CONAKRY, (Reuters) – The son of Guinea’s late president said he had been part of a drug smuggling network in a televised confession filmed after an all-night interrogation.
Ousmane Conte, son of veteran ruler Lansana Conte who died in December, was arrested on Monday in a probe into drug smuggling launched by the junta which seized power after his father’s death.
“Yes, I am involved in this drug business, I admit it. As I said during my questioning, I admit to being in this network, but I am not the godfather,” Conte said in comments broadcast on state television in the West African country late on Wednesday.
The army officer appeared ill and lay on a bed in the capital’s biggest military camp. He was attached to a drip.
Officials said the interrogation lasted all night. It was not clear whether Conte was unwell before the interrogation.
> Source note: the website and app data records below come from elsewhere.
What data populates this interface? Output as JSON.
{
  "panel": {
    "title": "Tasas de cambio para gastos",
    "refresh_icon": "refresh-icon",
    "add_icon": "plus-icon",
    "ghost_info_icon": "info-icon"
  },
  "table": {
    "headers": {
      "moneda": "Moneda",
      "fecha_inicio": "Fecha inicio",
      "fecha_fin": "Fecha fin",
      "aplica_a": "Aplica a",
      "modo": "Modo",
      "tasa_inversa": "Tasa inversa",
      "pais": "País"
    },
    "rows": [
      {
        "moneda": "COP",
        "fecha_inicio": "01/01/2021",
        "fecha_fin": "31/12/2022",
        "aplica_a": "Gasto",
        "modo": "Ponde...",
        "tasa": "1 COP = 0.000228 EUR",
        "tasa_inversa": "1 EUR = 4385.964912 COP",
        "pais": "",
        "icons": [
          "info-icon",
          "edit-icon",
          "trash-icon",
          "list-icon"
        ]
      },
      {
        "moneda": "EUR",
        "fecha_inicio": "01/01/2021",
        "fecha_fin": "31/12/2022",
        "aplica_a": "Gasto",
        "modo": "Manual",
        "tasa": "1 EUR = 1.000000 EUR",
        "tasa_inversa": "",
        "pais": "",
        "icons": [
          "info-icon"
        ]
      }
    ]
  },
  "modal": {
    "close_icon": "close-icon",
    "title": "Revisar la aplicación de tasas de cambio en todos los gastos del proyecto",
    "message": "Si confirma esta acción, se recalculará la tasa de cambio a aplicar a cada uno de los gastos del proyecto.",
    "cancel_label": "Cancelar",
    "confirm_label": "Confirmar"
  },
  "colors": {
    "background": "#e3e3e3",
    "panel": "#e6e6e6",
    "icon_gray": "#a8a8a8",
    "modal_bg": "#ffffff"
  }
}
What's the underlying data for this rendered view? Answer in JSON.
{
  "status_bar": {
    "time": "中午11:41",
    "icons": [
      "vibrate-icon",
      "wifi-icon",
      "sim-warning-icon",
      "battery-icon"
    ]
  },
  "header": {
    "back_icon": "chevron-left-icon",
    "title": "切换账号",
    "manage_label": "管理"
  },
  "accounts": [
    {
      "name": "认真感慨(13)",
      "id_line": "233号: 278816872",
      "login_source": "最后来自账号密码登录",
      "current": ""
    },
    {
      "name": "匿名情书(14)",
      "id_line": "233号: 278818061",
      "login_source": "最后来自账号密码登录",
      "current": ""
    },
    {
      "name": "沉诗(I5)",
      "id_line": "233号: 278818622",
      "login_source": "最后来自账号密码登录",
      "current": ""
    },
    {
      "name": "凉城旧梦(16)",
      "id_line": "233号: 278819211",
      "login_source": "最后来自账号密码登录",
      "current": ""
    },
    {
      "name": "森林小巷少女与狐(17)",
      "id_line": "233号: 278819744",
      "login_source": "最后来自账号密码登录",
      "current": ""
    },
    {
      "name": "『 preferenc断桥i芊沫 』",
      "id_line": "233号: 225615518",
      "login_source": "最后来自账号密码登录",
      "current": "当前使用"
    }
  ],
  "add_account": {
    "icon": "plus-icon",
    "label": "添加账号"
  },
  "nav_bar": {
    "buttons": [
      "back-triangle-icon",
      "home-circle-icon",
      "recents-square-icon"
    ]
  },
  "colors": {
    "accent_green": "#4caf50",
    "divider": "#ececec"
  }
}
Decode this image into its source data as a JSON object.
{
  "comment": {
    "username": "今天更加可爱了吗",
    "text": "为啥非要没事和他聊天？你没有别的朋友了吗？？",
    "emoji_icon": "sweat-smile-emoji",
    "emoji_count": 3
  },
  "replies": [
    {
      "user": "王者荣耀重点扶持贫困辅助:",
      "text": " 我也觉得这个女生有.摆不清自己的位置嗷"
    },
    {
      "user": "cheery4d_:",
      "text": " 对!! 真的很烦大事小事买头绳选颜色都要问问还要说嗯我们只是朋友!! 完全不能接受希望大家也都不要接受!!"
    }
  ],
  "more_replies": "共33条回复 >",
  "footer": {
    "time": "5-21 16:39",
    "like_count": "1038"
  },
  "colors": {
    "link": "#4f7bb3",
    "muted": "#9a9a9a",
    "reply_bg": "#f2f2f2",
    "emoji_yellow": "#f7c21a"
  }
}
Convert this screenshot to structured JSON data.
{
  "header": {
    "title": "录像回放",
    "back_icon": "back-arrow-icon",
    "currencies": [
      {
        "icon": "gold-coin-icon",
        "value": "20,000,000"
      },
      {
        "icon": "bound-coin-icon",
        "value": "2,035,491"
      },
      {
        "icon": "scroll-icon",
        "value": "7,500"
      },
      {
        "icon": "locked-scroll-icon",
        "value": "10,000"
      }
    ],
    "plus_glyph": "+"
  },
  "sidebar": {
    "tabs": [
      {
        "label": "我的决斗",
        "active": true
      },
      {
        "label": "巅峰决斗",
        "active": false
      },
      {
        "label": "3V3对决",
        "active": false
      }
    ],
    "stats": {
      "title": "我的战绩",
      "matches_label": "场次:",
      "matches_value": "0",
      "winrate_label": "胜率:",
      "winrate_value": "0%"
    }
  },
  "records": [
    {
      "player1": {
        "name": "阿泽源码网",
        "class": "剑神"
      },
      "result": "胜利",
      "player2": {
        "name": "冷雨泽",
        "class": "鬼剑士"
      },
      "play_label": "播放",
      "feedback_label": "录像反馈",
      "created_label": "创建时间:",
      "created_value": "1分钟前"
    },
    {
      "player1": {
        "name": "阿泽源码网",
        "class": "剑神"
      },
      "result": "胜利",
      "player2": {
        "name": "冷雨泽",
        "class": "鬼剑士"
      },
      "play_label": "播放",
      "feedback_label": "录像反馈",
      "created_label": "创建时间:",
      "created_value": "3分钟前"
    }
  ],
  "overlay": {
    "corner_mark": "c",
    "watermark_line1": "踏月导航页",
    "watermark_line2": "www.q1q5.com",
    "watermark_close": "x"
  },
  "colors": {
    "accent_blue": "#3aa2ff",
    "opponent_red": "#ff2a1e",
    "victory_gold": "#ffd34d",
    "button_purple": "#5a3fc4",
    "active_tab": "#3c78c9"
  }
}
Human rights activists have welcomed the arrests of the late president’s son and his brother-in-law as a sign of order being restored, but have warned against the use of excessive force or a crackdown that undermines the rule of law.
Guinea, the world’s top exporter of the aluminium ore bauxite, is one of several West African countries that have become transit points to Europe for Colombian cocaine.
The late president’s brother in law, Saturin Bangoura, confessed before television cameras on Monday to receiving tens of thousands of dollars from a “Colombian partner”.
Guinea’s military rulers, widely criticised for their coup, and are under pressure to restore civilian rule and have promised polls before 2010 as well as to fight drug trafficking and corruption.
Moussa Tiegboro Camara, an army captain appointed by the junta as secretary of state for special services and the campaign against drug trafficking and crime, told state television that Conte’s interrogation had lasted all night.
“He is not in a good state,” Dr Rene Zoumanigui, the doctor treating Conte, told state television.
Many prisoners in Guinea’s jails and detention centres endure terrible conditions, with many suffering from malnutrition and dehydration, medical charity Medecins Sans Frontieres (Doctors Without Borders) said in a report this week.
U.S.-based Human Rights Watch has in the past accused Guinean security forces of torture, among other rights abuses.
Several members of the junta have been arrested on suspicion of coup plotting, and campaigners have expressed concern that the drugs investigation could be used to settle political scores or extort money.